Alabama was once covered by vast forests of pine, which still form the largest proportion of the state's forest growth. Alabama also has an abundance of poplar, cypress, hickory, oak, and various gum trees. Red cedar grows throughout the state; southern white cedar is found in the southwest, hemlock in the north. Other native trees include hackberry, ash, and holly, with species of palmetto and palm in the Gulf Coast region. There are more than 150 shrubs, mountain laurel and rhododendron among them. Cultivated plants include wisteria and camellia, the state flower.
In a state where large herds of bison, elk, bear, and deer once roamed, only the white-tailed deer remains abundant. Other mammals still found are the Florida panther, bobcat, beaver, muskrat, and most species of weasel.

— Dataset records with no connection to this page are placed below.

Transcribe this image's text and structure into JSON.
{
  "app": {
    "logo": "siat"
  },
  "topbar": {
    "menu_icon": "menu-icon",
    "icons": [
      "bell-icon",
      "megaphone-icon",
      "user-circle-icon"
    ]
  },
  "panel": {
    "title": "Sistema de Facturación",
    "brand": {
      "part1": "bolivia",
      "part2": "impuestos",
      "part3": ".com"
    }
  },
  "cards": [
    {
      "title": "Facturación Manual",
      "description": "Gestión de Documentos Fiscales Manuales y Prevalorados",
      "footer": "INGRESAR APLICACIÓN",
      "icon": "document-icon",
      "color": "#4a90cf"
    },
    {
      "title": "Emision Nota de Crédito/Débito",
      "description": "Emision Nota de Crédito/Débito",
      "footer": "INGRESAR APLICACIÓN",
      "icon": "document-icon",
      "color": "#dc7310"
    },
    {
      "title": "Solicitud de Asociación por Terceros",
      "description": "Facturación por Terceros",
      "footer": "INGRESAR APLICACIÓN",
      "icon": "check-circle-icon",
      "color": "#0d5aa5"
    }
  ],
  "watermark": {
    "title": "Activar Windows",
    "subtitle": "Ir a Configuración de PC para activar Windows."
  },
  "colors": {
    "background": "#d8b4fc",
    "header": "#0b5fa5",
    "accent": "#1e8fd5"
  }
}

The fairly common raccoon, opossum, rabbit, squirrel, and red and gray foxes are also native, while nutria and armadillo have been introduced to the state. Alabama's birds include golden and bald eagles, osprey and various other hawks, yellowhammer or flicker (the state bird), and black and white warblers; game birds include quail, duck, wild turkey, and goose. Freshwater fish such as bream, shad, bass, and sucker are common. Along the Gulf Coast there are seasonal runs of tarpon (the state fish), pompano, redfish, and bonito.
Ninety-seven animals, fish, and birds (including the Alabama beach mouse, gray bat, Alabama red-belly turtle, finback and humback whales, bald eagle, and wood stork), and eighteen plant species were listed as endangered as of August 2003 by the US Fish and Wildlife Service.